In ABA programs, he was taught pretend play with the subjects of firefighters, “Handy Manny”, playing kitchen, and cowboys. He would learn the script and happily play along. But when it was over, it was, pretty much, over. He never transferred these skills by initiating such play with his peers or in playing such things on his own.
Toots has become very interested in playing kitchen on his own. You may remember this video that I posted after he did the pretend play “kitchen” program, with his tutor:
That was last spring. The whole kitchen thing went dormant until recently.
What changed? This:
The truth is that a friend of mine (and fellow autism mom) Flannery, came across my Facebook news feed, as “liking” a page called “Toca Boca”. Being curious, I looked to see what Toca Boca was, downloaded the apps, and the rest is history. Thanks, Flan!
I am not one to push products of any kind, on this blog. I never have. I just don’t do it. It’s not my thing. I don’t get paid to say I like anything in particular and I’ve never been asked to try out a product for review.

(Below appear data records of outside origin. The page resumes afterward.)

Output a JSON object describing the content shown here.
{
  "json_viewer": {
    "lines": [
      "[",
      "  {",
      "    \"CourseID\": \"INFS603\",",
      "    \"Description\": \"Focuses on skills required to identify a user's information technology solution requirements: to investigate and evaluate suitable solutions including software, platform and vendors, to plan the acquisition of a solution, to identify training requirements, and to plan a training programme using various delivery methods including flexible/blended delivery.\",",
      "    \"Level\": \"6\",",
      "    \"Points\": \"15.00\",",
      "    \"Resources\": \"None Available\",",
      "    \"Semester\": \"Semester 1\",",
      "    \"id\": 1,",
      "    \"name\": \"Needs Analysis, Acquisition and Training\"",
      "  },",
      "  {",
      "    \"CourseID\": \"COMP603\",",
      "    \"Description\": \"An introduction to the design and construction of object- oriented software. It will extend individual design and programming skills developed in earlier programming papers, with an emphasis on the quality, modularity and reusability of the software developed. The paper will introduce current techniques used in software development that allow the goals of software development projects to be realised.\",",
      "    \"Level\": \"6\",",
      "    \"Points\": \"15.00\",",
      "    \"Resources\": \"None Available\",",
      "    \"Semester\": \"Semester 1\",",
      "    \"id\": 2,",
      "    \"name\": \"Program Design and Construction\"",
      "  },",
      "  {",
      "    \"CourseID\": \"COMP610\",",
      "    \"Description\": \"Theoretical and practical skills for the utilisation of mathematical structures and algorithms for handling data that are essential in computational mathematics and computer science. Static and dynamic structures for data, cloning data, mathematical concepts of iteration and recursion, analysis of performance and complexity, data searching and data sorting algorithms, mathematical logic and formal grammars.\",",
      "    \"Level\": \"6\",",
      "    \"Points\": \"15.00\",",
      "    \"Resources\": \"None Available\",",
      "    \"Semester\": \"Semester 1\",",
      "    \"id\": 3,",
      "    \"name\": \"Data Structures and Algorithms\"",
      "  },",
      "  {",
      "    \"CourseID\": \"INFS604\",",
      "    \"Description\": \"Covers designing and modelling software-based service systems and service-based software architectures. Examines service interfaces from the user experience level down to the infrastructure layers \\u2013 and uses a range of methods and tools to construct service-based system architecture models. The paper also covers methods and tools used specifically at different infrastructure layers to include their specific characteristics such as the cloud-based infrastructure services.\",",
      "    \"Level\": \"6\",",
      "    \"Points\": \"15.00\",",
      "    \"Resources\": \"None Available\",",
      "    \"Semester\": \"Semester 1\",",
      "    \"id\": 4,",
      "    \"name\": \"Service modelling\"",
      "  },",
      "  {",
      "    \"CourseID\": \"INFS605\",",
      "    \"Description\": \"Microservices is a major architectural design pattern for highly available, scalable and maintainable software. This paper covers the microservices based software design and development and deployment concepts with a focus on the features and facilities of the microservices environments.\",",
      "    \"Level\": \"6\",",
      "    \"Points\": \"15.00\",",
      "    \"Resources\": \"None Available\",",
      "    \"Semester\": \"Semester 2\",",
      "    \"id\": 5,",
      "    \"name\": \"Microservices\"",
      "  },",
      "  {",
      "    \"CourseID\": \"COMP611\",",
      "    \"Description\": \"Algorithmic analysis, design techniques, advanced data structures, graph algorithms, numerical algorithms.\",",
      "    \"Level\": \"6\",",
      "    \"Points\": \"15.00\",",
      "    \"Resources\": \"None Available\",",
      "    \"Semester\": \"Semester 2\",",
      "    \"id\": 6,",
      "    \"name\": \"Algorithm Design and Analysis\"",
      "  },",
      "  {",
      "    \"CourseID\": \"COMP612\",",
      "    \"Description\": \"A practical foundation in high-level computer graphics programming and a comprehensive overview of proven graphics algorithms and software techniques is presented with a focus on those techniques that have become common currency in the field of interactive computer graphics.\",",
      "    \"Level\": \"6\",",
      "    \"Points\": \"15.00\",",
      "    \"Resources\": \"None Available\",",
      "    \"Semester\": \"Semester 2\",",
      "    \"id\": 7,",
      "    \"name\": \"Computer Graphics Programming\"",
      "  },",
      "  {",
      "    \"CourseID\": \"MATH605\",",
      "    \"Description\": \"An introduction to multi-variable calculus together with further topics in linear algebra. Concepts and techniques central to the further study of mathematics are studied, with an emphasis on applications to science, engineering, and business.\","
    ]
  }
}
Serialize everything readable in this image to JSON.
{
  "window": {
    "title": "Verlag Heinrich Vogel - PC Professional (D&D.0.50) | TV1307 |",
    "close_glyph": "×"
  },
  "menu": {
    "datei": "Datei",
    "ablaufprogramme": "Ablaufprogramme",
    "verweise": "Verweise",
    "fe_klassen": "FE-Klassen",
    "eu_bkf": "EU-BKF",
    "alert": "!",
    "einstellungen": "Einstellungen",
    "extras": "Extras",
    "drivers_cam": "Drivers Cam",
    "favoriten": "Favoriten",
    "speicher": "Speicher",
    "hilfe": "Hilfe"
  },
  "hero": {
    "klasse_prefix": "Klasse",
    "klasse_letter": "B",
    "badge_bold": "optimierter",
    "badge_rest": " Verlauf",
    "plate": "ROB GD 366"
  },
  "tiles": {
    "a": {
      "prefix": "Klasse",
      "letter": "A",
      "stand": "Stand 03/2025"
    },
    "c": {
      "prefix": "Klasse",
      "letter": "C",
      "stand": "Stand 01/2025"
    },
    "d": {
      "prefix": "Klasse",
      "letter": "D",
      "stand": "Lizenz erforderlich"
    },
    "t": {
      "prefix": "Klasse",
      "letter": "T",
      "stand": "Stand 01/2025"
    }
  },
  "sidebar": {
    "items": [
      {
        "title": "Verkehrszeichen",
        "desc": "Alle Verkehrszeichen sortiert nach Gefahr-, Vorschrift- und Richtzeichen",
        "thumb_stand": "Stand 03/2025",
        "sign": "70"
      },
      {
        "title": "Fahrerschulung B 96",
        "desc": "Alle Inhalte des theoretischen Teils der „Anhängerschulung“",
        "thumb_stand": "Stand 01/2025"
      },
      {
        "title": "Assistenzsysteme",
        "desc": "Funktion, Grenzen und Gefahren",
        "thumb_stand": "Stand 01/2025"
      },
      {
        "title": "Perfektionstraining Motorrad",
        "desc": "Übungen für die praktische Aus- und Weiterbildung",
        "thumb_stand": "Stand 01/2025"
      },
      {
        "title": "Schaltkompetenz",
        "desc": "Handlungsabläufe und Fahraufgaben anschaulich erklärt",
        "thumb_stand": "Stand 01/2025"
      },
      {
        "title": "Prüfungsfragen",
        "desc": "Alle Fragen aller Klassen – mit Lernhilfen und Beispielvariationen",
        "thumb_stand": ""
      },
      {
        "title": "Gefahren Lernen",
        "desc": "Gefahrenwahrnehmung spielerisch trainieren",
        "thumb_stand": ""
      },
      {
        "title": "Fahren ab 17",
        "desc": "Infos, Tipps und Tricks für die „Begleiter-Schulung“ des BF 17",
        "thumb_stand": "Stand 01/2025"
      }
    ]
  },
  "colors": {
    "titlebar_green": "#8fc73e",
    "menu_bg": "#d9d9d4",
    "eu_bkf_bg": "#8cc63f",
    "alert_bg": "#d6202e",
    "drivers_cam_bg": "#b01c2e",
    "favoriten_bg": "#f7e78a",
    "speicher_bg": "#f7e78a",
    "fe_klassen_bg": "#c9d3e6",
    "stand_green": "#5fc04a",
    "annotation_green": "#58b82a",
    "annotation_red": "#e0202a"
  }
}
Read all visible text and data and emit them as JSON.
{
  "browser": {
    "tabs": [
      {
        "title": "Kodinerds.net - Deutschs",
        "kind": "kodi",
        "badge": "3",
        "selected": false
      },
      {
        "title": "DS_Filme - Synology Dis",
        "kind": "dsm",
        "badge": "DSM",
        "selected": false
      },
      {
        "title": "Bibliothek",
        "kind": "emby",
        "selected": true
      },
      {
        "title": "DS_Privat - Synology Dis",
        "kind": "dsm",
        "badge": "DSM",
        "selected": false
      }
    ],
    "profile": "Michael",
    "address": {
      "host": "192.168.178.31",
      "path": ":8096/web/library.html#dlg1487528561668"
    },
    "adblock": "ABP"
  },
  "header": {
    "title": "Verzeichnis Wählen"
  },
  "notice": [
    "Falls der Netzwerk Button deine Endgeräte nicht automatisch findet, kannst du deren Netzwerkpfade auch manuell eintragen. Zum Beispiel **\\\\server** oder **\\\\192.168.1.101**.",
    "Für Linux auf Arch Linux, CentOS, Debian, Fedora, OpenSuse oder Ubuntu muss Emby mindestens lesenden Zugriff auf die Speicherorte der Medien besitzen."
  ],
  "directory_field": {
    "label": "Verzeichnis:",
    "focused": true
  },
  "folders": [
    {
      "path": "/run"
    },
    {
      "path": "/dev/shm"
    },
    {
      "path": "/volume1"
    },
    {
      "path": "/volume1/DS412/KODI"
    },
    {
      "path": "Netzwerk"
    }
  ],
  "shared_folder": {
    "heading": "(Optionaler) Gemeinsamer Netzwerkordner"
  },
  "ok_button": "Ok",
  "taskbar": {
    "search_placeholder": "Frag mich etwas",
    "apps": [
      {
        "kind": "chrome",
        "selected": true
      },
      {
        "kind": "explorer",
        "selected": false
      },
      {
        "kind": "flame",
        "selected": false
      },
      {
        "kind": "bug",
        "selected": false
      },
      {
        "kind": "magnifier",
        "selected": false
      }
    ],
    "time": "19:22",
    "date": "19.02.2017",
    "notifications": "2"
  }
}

With Toca Boca, I’ve not been asked to review anything and the company does not know me at all. But Tootles knows Toca Boca and every single day since the downloads, he has played the Toca Boca apps on his iPad.
Now, Tootles plays differently. He’s never been a conformer. He does not do things “as instructed”. Ever. In Toca Hair Salon, there are people and animals to style. Toots likes to cut off all the lion’s mane and then blow the blow dryer on him. He’s not styling anything.
But he’s much more interested in Toca Kitchen, where there are people and animals to feed. Toots likes to put hay in the food processor and, instead of feeding it to the animals, he repeatedly tries to feed it to the little boy, who, consistently says “yuck”.
Then, he asks me what shape the hay is after it comes out of the food processor. (It goes in as a rectangle and comes out as an oval, just in case you needed to know.)
Toots has become a bit obsessed with the Toca Kitchen and the hay. He repeatedly asks me, “Do we eat hay?” He knows we don’t, but it’s become his go-to script to obtain an interaction while playing the game, no matter whether it is negative or not. Trust me, we’re working on alternative language to the hay script but nothing “takes” so far. Toots loves to cook the hay in the food processor, in boiling water, to saute it in the frying pan and to put it in the microwave.
This obsession, despite its rebellious edge, has morphed itself from a two dimensional iPad world to the 3D world he inhabits. Since Toots was a little, little boy, he has had a a pink wooden kitchen with a fridge and oven. For years from the time he was 3.5 to now, he’s had no interest in pretending to cook in that kitchen. Eventually, we managed to put it out in the garage and were ready to give it away.
Then, in the middle of last week, after a fairly lengthy “Toca Boca Kitchen” session, Toots asked for his pink oven. And now, it sits in the breakfast nook so he can cook inside it when his mama is in the kitchen cooking too. He’s pulled the little toy microwave out of the oven where it was stored and “locked” away. He had been terrified of it for years. No matter what I did, he would not let me or his dad anywhere near the tiny purple, blue and red microwave.
Today, he’s “cooking” in it.
Thank you Toca Boca. (Luckily, we have no hay in the house.)
As long as we can keep hay out of the house, Easy Bake Oven may be in Santa’s bag for Christmas. But with the pretend rebel in the house, who knows? He may smuggle some hay in. I think I’ll take my chances.